╔══

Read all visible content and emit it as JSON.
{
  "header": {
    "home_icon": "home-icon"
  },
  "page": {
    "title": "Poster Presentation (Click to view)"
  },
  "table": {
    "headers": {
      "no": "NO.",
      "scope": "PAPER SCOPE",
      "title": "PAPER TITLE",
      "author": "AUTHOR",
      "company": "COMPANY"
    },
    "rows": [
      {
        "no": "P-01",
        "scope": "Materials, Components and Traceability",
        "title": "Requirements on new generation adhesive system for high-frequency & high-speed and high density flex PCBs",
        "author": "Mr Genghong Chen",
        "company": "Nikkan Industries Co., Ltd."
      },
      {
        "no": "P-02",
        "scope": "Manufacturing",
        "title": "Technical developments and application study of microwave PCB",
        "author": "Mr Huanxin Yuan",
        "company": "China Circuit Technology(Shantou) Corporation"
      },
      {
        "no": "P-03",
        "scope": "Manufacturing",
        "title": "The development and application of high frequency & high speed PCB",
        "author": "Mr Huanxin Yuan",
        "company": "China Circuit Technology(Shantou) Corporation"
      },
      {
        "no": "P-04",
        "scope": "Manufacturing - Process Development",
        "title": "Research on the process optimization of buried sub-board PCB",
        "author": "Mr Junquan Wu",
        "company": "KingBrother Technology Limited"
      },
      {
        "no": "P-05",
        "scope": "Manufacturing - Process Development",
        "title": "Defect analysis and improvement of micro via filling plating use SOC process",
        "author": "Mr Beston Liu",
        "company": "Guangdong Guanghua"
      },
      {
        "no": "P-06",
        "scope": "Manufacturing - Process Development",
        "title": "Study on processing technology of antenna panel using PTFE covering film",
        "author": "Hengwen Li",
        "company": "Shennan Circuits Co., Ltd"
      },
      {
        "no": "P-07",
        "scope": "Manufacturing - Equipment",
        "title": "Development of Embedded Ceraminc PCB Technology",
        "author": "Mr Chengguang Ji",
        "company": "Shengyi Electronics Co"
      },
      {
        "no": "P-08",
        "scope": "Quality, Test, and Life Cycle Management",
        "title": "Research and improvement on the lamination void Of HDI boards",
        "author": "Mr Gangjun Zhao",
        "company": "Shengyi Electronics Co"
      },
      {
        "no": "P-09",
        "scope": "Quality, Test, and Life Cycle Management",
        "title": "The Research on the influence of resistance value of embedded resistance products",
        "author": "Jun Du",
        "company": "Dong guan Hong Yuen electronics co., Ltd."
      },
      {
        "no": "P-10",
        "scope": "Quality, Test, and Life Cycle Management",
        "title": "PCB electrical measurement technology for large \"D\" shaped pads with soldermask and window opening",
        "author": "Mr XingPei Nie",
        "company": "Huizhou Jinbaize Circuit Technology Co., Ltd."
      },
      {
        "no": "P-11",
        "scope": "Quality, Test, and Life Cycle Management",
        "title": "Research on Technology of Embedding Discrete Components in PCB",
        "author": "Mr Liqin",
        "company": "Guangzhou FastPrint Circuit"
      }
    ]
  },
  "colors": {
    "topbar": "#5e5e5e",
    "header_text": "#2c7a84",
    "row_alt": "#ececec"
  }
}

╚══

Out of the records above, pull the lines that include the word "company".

▶ **Written solution**:
      "company": "COMPANY"
        "company": "Nikkan Industries Co., Ltd."
        "company": "China Circuit Technology(Shantou) Corporation"
        "company": "China Circuit Technology(Shantou) Corporation"
        "company": "KingBrother Technology Limited"
        "company": "Guangdong Guanghua"
        "company": "Shennan Circuits Co., Ltd"
        "company": "Shengyi Electronics Co"
        "company": "Shengyi Electronics Co"
        "company": "Dong guan Hong Yuen electronics co., Ltd."
        "company": "Huizhou Jinbaize Circuit Technology Co., Ltd."
        "company": "Guangzhou FastPrint Circuit"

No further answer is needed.